*Website and app data records*:
■ ■ ■ ■

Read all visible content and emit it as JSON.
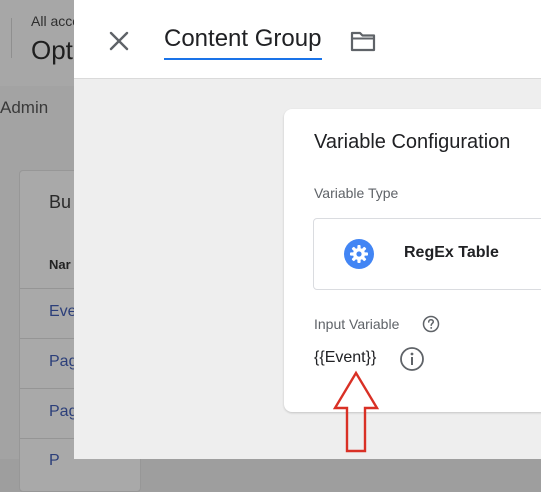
{
  "background": {
    "breadcrumb": "All acco",
    "account_name": "Opt",
    "admin_tab": "Admin",
    "card_title": "Bu",
    "column_header": "Nar",
    "rows": [
      "Eve",
      "Pag",
      "Pag",
      "P"
    ]
  },
  "panel": {
    "close_icon": "close-icon",
    "title": "Content Group",
    "folder_icon": "folder-icon",
    "card": {
      "title": "Variable Configuration",
      "variable_type_label": "Variable Type",
      "variable_type_name": "RegEx Table",
      "variable_type_icon": "gear-icon",
      "input_variable_label": "Input Variable",
      "help_icon": "help-circle-icon",
      "input_variable_value": "{{Event}}",
      "info_icon": "info-icon"
    }
  },
  "annotation": {
    "icon": "arrow-up-outline-icon",
    "color": "#d93025"
  },
  "colors": {
    "accent": "#1a73e8",
    "gear_badge": "#4285f4",
    "link": "#3c5ba9"
  }
}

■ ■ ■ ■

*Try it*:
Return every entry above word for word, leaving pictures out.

*Result of this task*:
Read all visible content and emit it as JSON.
{
  "background": {
    "breadcrumb": "All acco",
    "account_name": "Opt",
    "admin_tab": "Admin",
    "card_title": "Bu",
    "column_header": "Nar",
    "rows": [
      "Eve",
      "Pag",
      "Pag",
      "P"
    ]
  },
  "panel": {
    "close_icon": "close-icon",
    "title": "Content Group",
    "folder_icon": "folder-icon",
    "card": {
      "title": "Variable Configuration",
      "variable_type_label": "Variable Type",
      "variable_type_name": "RegEx Table",
      "variable_type_icon": "gear-icon",
      "input_variable_label": "Input Variable",
      "help_icon": "help-circle-icon",
      "input_variable_value": "{{Event}}",
      "info_icon": "info-icon"
    }
  },
  "annotation": {
    "icon": "arrow-up-outline-icon",
    "color": "#d93025"
  },
  "colors": {
    "accent": "#1a73e8",
    "gear_badge": "#4285f4",
    "link": "#3c5ba9"
  }
}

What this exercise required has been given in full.